Provided information »
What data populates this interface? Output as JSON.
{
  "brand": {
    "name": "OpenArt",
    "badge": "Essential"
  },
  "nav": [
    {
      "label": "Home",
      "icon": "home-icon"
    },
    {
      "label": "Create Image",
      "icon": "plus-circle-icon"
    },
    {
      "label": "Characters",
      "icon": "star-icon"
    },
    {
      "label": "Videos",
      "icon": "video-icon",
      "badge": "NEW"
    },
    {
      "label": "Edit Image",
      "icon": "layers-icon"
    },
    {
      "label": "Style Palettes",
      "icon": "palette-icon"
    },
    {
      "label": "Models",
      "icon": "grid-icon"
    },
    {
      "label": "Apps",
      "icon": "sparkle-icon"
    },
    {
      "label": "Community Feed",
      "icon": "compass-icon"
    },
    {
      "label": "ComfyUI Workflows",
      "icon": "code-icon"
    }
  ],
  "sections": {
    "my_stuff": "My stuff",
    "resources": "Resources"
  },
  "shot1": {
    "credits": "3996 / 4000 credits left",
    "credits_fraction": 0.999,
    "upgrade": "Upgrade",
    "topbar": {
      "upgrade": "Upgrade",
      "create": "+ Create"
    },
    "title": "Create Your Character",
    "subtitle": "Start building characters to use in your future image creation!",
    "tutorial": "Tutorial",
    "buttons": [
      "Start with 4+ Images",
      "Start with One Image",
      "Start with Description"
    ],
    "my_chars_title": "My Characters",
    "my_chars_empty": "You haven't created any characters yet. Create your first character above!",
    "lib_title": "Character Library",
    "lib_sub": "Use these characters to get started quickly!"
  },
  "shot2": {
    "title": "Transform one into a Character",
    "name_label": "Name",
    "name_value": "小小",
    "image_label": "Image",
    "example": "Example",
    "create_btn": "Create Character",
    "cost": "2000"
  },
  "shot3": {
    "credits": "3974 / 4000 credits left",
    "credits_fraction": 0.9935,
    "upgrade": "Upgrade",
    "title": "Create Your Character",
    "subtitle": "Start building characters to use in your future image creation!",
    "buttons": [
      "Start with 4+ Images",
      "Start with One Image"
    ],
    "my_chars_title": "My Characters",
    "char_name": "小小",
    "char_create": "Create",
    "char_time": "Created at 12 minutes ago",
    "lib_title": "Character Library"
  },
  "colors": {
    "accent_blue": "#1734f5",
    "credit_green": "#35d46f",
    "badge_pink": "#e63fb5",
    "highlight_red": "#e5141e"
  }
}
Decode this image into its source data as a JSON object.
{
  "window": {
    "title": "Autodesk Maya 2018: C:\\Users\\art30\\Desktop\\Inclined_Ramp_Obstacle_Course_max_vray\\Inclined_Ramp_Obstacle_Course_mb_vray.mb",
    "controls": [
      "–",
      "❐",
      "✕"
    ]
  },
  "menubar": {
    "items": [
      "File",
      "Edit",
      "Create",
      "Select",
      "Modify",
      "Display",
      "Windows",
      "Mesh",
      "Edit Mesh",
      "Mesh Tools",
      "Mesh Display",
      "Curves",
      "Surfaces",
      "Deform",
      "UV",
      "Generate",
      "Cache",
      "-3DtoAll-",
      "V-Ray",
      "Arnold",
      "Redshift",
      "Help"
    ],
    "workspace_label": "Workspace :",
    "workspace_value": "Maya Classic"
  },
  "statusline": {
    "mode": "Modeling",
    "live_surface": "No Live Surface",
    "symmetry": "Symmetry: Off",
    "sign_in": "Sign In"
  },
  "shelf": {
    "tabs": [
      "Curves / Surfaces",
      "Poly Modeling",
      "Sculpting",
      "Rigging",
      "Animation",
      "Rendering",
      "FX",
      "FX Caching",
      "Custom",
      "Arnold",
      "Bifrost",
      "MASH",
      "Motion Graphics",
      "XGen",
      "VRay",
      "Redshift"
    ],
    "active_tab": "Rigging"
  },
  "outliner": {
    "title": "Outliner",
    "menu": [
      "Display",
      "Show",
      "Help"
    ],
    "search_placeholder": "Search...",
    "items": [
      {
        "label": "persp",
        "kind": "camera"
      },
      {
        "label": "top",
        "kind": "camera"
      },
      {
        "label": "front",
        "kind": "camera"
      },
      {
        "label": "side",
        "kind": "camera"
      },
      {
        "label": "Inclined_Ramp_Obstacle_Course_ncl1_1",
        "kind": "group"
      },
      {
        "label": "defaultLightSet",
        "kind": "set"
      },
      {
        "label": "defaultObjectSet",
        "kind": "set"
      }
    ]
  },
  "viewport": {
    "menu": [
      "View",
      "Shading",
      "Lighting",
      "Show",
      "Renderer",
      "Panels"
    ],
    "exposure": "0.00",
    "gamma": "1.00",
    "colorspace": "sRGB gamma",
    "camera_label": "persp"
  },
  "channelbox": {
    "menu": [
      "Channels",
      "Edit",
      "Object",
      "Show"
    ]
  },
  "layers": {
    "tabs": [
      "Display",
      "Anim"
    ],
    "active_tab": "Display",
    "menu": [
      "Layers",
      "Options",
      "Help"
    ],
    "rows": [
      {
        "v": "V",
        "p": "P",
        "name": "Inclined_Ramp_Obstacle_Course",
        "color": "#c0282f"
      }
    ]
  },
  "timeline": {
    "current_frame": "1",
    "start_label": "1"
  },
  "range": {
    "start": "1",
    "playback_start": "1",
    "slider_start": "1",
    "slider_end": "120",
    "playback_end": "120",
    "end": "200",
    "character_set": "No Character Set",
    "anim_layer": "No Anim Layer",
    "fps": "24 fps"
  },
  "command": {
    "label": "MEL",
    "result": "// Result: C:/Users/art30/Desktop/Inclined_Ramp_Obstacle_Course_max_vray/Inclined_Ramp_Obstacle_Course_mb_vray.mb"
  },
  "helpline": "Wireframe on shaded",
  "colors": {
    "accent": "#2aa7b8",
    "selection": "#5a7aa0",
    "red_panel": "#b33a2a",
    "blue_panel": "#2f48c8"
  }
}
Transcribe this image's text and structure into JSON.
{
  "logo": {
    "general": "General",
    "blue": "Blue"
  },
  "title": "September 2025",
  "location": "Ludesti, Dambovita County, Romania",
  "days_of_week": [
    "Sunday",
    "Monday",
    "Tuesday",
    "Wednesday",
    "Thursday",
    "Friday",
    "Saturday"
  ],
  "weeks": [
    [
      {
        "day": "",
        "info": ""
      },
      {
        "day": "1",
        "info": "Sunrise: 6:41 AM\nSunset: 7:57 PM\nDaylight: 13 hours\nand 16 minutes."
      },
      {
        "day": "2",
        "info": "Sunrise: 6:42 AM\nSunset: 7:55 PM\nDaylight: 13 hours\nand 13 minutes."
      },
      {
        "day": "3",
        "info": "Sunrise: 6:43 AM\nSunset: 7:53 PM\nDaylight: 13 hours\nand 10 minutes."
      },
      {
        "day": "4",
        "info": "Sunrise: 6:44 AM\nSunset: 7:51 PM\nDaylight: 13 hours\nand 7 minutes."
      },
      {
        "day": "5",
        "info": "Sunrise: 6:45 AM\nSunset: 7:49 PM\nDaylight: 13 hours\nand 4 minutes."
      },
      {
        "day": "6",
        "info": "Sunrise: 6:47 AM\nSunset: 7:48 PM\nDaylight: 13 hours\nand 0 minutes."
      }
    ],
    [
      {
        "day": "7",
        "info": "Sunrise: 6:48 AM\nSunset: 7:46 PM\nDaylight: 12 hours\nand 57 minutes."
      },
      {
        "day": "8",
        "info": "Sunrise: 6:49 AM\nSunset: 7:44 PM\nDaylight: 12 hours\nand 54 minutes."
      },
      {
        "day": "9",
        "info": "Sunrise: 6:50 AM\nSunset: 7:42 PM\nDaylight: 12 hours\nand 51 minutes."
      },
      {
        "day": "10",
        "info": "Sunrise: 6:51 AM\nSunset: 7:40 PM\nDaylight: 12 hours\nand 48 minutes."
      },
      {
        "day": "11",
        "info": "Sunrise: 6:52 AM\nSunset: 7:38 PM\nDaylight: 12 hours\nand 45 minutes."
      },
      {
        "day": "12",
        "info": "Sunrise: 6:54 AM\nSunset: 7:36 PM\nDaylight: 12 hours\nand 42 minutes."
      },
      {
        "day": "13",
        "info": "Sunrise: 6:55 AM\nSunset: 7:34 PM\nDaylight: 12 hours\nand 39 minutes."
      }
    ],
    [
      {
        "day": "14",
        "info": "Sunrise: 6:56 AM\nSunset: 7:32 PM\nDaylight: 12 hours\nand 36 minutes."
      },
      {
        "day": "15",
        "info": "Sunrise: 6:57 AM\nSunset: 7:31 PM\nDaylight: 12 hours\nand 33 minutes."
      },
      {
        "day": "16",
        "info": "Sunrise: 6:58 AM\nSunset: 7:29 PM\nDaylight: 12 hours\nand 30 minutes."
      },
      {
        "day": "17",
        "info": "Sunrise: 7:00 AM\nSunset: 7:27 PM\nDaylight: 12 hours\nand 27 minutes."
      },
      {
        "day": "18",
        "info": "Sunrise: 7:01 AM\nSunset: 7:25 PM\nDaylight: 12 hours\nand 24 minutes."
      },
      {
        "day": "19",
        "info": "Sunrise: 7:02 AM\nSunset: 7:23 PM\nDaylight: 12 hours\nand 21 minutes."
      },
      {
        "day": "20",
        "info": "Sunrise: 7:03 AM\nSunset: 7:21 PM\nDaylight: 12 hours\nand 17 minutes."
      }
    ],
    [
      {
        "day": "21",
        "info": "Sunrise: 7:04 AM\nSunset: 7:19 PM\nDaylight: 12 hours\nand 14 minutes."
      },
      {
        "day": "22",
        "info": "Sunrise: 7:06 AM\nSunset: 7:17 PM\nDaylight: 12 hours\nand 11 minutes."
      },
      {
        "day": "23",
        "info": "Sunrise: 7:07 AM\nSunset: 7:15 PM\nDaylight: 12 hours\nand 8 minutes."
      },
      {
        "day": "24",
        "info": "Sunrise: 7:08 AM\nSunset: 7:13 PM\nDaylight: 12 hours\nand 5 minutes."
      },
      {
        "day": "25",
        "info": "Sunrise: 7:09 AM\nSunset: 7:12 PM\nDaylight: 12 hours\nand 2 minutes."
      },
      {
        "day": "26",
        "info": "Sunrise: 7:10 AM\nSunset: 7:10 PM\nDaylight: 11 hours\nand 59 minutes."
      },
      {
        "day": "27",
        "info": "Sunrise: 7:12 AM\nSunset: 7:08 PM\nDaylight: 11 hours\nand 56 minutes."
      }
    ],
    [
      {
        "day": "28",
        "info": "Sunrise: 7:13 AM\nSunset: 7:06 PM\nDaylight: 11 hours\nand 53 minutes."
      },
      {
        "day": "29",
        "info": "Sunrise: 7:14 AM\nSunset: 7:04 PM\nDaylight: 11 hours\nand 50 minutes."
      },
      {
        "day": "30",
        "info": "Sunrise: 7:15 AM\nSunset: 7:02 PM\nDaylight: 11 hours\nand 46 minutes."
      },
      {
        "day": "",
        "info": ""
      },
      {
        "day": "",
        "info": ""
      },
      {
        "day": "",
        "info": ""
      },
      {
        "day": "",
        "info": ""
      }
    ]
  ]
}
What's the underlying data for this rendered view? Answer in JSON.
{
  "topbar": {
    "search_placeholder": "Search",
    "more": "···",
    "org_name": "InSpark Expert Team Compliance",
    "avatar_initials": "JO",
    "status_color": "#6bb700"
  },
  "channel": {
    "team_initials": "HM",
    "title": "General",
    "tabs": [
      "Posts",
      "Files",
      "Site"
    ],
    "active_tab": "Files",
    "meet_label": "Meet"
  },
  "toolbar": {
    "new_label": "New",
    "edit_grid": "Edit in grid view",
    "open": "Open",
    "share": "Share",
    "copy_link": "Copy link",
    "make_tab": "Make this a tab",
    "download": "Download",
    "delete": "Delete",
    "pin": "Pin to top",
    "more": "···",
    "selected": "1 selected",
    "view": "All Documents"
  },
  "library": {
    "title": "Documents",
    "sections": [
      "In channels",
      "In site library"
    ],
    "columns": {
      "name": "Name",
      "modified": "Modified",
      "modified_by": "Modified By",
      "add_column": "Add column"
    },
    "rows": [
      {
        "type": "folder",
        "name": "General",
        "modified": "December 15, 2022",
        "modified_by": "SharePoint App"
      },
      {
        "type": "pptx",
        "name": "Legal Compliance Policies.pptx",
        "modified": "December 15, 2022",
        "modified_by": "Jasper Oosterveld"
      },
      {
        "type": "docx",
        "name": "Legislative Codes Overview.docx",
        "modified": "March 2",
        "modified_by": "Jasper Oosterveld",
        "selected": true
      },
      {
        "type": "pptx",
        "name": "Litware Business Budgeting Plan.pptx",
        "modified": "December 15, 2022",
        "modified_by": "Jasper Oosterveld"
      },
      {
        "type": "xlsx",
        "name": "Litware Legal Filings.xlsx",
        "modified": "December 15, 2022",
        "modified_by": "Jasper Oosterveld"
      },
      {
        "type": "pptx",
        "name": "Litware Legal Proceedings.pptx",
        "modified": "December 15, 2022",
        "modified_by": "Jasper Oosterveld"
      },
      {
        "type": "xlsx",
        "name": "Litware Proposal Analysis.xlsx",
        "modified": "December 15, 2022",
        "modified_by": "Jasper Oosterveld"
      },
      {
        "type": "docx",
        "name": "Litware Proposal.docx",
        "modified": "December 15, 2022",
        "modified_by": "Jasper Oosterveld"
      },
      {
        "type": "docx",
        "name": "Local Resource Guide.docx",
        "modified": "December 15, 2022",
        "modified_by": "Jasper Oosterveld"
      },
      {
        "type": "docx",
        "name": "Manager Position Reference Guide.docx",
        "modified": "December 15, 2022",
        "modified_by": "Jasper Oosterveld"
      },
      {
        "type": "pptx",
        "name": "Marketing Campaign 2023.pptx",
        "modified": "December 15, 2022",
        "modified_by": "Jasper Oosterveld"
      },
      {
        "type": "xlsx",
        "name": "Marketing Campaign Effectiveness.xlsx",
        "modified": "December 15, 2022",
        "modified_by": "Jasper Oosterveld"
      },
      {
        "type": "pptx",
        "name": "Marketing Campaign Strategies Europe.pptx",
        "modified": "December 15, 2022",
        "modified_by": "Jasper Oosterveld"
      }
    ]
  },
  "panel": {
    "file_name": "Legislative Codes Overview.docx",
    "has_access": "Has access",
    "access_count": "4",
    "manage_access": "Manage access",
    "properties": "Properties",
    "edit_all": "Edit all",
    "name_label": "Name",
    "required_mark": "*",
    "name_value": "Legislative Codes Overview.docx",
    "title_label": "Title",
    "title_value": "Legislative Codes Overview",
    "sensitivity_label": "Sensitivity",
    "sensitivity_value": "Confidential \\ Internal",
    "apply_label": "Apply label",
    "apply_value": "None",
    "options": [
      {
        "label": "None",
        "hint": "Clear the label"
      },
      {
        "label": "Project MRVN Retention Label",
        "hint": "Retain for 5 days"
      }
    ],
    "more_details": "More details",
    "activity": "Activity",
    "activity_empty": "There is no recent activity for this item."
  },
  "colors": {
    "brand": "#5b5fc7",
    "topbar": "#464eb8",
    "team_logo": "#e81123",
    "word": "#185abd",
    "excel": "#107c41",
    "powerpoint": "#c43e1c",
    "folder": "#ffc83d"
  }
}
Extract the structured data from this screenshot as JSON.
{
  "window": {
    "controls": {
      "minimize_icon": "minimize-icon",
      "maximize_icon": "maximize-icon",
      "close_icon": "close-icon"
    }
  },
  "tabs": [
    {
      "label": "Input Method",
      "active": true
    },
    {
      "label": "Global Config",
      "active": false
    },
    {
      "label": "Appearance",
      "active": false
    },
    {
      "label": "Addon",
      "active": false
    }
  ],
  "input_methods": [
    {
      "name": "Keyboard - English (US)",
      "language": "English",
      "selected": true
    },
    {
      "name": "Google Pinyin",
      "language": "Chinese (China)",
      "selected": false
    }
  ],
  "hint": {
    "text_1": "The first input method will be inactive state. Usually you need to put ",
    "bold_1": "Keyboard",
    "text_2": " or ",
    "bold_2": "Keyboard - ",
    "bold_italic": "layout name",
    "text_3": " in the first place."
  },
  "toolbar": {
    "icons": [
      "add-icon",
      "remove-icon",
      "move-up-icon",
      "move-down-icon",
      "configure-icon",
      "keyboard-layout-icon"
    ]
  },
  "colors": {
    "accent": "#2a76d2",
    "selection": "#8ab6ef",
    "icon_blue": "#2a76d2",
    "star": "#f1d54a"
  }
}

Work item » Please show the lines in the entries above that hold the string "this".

Output below »
What data populates this interface? Output as JSON.
Decode this image into its source data as a JSON object.
Transcribe this image's text and structure into JSON.
What's the underlying data for this rendered view? Answer in JSON.
    "make_tab": "Make this a tab",
    "activity_empty": "There is no recent activity for this item."
Extract the structured data from this screenshot as JSON.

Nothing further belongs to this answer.